(Directions): Filter this material down to the lines that hold "focus", copying each one.
Dataset records START
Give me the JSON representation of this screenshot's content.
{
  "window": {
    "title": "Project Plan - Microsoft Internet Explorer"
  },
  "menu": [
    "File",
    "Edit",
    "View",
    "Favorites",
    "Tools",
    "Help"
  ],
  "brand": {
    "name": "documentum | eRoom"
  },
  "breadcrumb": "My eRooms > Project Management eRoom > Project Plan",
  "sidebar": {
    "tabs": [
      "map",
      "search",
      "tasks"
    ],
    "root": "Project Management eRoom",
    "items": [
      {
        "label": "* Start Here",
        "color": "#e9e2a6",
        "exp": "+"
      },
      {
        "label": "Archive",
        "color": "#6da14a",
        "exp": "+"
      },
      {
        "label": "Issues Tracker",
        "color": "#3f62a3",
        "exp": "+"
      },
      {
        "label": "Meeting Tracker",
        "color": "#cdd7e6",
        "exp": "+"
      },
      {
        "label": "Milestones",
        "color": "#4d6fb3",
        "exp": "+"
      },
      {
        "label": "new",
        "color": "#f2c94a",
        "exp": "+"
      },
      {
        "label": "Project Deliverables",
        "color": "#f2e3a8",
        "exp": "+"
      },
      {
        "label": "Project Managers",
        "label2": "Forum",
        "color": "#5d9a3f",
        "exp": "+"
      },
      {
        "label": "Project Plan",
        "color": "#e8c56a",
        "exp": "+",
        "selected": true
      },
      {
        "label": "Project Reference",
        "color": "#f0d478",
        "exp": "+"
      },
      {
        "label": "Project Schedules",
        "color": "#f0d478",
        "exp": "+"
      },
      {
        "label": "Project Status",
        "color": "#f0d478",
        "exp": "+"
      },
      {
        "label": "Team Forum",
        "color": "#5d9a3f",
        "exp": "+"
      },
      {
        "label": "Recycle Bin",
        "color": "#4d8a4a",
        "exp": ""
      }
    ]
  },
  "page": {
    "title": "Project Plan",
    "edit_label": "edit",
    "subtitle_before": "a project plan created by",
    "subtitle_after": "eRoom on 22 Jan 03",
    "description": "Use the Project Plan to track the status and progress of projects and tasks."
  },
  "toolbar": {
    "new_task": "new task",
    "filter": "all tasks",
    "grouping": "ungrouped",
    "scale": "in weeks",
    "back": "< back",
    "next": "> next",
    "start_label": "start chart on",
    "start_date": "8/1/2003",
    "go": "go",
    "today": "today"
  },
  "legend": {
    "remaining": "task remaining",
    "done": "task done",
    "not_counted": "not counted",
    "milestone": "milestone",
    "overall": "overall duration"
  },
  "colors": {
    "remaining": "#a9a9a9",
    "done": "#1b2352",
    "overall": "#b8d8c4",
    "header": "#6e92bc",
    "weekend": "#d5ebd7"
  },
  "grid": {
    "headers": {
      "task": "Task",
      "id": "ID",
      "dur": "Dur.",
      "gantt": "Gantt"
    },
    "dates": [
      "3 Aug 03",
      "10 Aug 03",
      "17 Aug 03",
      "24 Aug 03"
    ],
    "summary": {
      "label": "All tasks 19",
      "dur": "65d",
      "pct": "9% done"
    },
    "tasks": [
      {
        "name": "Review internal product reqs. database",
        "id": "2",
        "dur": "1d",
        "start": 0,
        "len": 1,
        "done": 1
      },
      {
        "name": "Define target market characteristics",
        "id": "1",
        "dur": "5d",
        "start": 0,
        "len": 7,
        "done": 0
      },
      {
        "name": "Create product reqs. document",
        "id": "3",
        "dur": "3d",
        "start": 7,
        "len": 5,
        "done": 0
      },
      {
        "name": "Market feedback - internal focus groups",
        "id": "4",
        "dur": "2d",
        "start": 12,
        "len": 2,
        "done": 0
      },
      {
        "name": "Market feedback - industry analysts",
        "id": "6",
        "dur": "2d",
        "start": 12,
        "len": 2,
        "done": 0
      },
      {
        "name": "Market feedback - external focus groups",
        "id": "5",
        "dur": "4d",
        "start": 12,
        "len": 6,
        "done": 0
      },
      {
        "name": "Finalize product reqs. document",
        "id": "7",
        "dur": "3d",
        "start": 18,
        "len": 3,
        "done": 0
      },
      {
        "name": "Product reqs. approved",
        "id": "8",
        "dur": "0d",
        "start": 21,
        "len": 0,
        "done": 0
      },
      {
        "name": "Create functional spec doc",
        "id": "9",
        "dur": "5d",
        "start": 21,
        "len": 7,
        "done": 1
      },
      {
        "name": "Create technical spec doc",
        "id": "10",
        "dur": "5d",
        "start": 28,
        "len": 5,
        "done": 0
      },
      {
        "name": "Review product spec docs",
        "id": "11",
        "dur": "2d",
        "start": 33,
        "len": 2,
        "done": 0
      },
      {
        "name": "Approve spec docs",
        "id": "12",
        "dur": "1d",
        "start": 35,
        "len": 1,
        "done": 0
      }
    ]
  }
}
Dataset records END
(Result below):
        "name": "Market feedback - internal focus groups",
        "name": "Market feedback - external focus groups",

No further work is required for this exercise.